"When young people see that — where I've come from and then people still put me down — it doesn't make sense. You can call that racism."
He will still have Yvon Michel as his promoter and likely will continue to fight in Montreal, where his fan base is centred. But he said it is up to Michel and the U.S specialty channel HBO where, and against whom, he fights next.
Given the choice, he'd like to face Bernard Hopkins, the 48-year-old who is still confounding opponents with remarkable defence and ring savvy.
He said he can wait for Kovalev, which many want to see — a showdown between a righty and a left-handed knockout specialist.
Kovalev and Sillakh felt each other out for one round, then the Russian caught him with a right. Kovalev was jumping up and down in a neutral corner during the eight-count, then ran across the ring and put him down and out with another big right.
Asked if he was hoping the ref would stop the fight or let it go on, Kovalev grinned and said "I wanted it to continue and punch him again. He said a lot (that was) not polite to my side a long time ago. He said I'm nobody. I say 'you see who is body, who is nobody.'"
It was Kovalev's first defence of the title he got with a fourth round win over Nathan Cleverly in August.
The 30-year-old also fought four times in 2013, and his promoter Kathy Duva said he should be considered for the fighter of the year award for winning four times by KO in under 12 rounds.
Stevenson's promoters say the same for their fighter, who is the lone Canadian with a world title.
The best fight of the night saw Ionut (JoJo) Dan (32-2), a Romanian based in Laval, Que., win a split decision over Quebec City's Kevin Bizier (21-1). One judge had it 117-110 for Bizier, while the others had it 116-111 and 114-113 for Dan, who had a questionable point deducted in the 10th for holding.

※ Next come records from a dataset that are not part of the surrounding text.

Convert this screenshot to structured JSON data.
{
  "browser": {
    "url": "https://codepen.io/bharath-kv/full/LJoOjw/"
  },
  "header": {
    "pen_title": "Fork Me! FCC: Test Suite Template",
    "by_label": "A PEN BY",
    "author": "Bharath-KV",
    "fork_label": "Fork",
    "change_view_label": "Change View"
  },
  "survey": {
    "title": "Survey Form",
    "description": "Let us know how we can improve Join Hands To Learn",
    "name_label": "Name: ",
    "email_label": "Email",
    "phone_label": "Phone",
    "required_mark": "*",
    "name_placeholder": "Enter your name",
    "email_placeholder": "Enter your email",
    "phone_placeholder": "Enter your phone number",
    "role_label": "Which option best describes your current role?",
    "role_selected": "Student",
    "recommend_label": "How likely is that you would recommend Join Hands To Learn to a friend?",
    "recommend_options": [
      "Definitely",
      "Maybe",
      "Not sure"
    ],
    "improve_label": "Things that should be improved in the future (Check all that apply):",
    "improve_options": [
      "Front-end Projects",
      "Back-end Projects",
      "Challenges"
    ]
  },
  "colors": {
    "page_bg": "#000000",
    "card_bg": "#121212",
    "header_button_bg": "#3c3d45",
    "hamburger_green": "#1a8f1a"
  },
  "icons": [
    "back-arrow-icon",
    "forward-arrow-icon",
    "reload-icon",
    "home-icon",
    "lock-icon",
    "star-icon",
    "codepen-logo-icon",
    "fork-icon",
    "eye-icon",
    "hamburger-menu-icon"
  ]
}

At stake was the No. 2 ranking in the IBF, where Devon Alexander is champion.
A rematch is highly likely.